How to Rank: 25 Step SEO Master Blueprint May 14th, 2013 – Posted by Cyrus Shepard to Intermediate & Advanced SEO
If you’re like most SEOs, you spend a lot of time reading. Over the past several years, I’ve spent 100s of hours studying blogs, guides, and Google patents. Not long ago, I realized that 90% of what I read each doesn’t change what I actually do – that is, the basic work of ranking a web page higher on Google.
For newer SEOs, the process can be overwhelming.
To simplify this process, I created this SEO blueprint. It’s meant as a framework for newer SEOs to build their own work on top of. This basic blueprint has helped, in one form or another, 100s of pages and dozens of sites to gain higher rankings.
Think of it as an intermediate SEO instruction manual, for beginners.
From A List Apart:
Kill Your CMS
by Karen McGrane ·
THE ERA of “desktop publishing” is over. Same goes for the era where we privilege the desktop web interface above all others. The tools we create to manage our content are vestiges of the desktop publishing revolution, where we tried to enable as much direct manipulation of content as possible. In a world where we have infinite possible outputs for our content, it’s time to move beyond tools that rely on visual styling to convey semantic meaning. If we want true separation of content from form, it has to start in the CMS.
And what if we got together a bunch of experts who work on large sites to create a definitive front-end performance guide?
And not just one of those boring guides made for robots, what if we did something fun? What about getting together Briza Bueno (Americanas.com), Davidson Fellipe (Globo.com), Giovanni Keppelen (ex-Peixe Urbano), Jaydson Gomes (Terra), Marcel Duran (Twitter), Mike Taylor (Opera), Renato Mangini (Google), and Sérgio Lopes (Caelum) to make the best reference possible?
That’s exactly what we’ve done! And we’ll guide you in this battle to create even faster sites.
— Zeno Rocha, project lead.
I’ve been playing with test driven development lately which has lead me into error handling in general and in vba specifically.
- Good Patterns For Error Handling
- Properly Error Handling in VBA (Excel)
- What Excel VBA actions are possible on hidden worksheets or workbooks?
- Error Handler – Exit Sub vs. End Sub
A very interesting thread on an access forum especially down thread where there is a discussion and sample code for a stack pop/push routine.
Why do we even care? Excel’s role in the London Whale debacle.
Yesterday a client sent me a vCard file containing a couple hundred addresses to add to their mailing list. So: http://softwareas.com/vcard-for-developers

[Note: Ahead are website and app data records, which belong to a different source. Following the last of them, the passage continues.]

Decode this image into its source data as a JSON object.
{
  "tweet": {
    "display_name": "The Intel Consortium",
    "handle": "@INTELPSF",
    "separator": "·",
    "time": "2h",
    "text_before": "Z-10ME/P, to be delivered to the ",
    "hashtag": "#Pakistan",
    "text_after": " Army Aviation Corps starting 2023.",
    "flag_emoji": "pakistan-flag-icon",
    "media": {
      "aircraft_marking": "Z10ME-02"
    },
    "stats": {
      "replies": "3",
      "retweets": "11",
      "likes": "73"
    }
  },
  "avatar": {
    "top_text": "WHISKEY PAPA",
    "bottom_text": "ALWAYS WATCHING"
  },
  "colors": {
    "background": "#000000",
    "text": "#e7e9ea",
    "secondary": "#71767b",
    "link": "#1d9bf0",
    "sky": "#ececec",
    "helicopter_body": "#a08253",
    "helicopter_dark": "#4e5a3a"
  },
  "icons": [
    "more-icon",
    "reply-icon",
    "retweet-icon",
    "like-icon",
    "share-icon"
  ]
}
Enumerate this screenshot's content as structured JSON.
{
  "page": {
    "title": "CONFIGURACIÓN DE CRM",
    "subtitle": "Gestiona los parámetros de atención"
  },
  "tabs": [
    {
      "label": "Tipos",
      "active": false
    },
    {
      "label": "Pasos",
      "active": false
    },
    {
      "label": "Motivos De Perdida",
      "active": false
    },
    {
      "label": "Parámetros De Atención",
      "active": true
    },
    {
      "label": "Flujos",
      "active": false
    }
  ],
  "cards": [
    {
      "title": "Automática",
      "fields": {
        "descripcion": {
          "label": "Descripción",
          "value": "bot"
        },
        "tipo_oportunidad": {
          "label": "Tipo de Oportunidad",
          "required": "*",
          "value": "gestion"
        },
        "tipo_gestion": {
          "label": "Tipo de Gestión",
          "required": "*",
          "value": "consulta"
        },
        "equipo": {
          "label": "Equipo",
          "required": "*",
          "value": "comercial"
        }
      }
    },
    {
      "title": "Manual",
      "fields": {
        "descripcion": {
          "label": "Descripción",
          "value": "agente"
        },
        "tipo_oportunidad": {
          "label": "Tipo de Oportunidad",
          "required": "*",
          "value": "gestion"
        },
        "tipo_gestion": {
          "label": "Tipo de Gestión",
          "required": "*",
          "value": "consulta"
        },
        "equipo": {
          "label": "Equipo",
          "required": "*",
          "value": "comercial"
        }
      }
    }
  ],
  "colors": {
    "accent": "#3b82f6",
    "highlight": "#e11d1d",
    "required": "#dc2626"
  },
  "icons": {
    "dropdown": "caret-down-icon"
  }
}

Server security doesn’t need to be complicated. My security philosophy is simple: adopt principles that will protect you from the most frequent attack vectors, while keeping administration efficient enough that you won’t develop “security cruft”. If you use your first 5 minutes on a server wisely, I believe you can do that.
Any seasoned sysadmin can tell you that as you grow and add more servers & developers, user administration inevitably becomes a burden. Maintaining conventional access grants in the environment of a fast growing startup is an uphill battle – you’re bound to end up with stale passwords, abandoned intern accounts, and a myriad of “I have sudo access to Server A, but not Server B” issues. There are account sync tools to help mitigate this pain, but IMHO the incremental benefit isn’t worth the time nor the security downsides. Simplicity is the heart of good security.
Back when our team was dealing with operations, optimization and scalability at our previous company, we had our fair share of troubleshooting poorly performing applications and infrastructures of various sizes, often large (think CNN or the World Bank). Tight deadlines, “exotic” technical stacks and lack of information usually made for memorable experiences.
The cause of the issues was rarely obvious: here are a few things we usually got started with.
Thanks to the hard work of countless WaSP members and supporters (like you), Tim Berners-Lee’s vision of the web as an open, accessible, and universal community is largely the reality. While there is still work to be done, the sting of the WaSP is no longer necessary. And so it is time for us to close down The Web Standards Project.